New guidelines to stop military personnel talking about their experiences have been introduced by the Ministry of Defence. Blogging and sending text messages about military matters is now banned without permission, the Guardian newspaper has reported. The MOD went on to say; "all such communication must help to maintain and, where possible, enhance the reputation of defence"...
I can understand a need for control of such communication, especially if it contains operationally sensitive material. After all, no one would want a situation whereby military personnel ended up getting injured, or worse killed, due to careless talk. As during WWII the overriding message has to be; Careless Talk Costs Lives. The worrying aspect of this type of censorship is that, far too often, a policy such as this is imposed to protect inept management as opposed to operationally sensitive material. It is the same in today's modern business world and public sector service deliverers like the police are often no different.
It is commendable that MOD policy is reflecting changes in communications technology. What if this type of censorship becomes more widespread and far reaching? My police force has a 'talking to the media policy' and fortunately it is fairly liberal, as long as what you say is factual, accurately reflects official policies & procedures and falls within legislation.
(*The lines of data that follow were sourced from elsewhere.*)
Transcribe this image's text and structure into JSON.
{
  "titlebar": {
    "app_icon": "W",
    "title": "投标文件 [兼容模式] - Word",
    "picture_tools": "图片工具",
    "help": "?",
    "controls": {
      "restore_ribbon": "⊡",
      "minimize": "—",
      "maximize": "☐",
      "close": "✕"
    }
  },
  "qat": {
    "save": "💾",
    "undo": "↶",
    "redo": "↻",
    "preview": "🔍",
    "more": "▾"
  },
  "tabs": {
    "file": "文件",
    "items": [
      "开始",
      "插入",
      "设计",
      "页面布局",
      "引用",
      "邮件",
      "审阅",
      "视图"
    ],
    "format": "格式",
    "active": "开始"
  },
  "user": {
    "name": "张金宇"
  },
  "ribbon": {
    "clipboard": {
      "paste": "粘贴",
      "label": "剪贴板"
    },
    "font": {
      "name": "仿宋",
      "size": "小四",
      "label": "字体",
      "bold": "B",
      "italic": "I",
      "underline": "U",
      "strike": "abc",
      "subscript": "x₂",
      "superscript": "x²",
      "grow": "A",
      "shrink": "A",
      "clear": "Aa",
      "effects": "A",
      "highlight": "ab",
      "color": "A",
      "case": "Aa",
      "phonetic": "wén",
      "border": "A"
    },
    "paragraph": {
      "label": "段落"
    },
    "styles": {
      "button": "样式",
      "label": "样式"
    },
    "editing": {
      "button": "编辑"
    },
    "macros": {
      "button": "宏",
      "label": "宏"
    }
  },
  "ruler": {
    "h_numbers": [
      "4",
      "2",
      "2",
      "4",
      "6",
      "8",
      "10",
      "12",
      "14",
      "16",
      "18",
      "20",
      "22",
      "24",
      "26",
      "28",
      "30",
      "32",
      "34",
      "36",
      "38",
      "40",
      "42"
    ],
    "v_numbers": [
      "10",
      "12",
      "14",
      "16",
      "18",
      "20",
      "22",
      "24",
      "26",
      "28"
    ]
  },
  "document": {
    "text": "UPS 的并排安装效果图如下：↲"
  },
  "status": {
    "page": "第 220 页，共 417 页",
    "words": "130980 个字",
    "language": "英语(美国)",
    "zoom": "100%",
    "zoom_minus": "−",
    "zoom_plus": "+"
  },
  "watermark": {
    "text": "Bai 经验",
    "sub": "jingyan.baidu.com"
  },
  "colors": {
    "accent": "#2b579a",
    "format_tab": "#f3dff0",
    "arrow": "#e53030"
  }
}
It would be worrying however if any policy, in any organisation, sought to stifle or control personal opinion!
Apparently the MOD guidelines, which have been in place for ten years or more, were 'updated' to reflect the findings of The Hall Report on talking to the media and the growth of the Internet.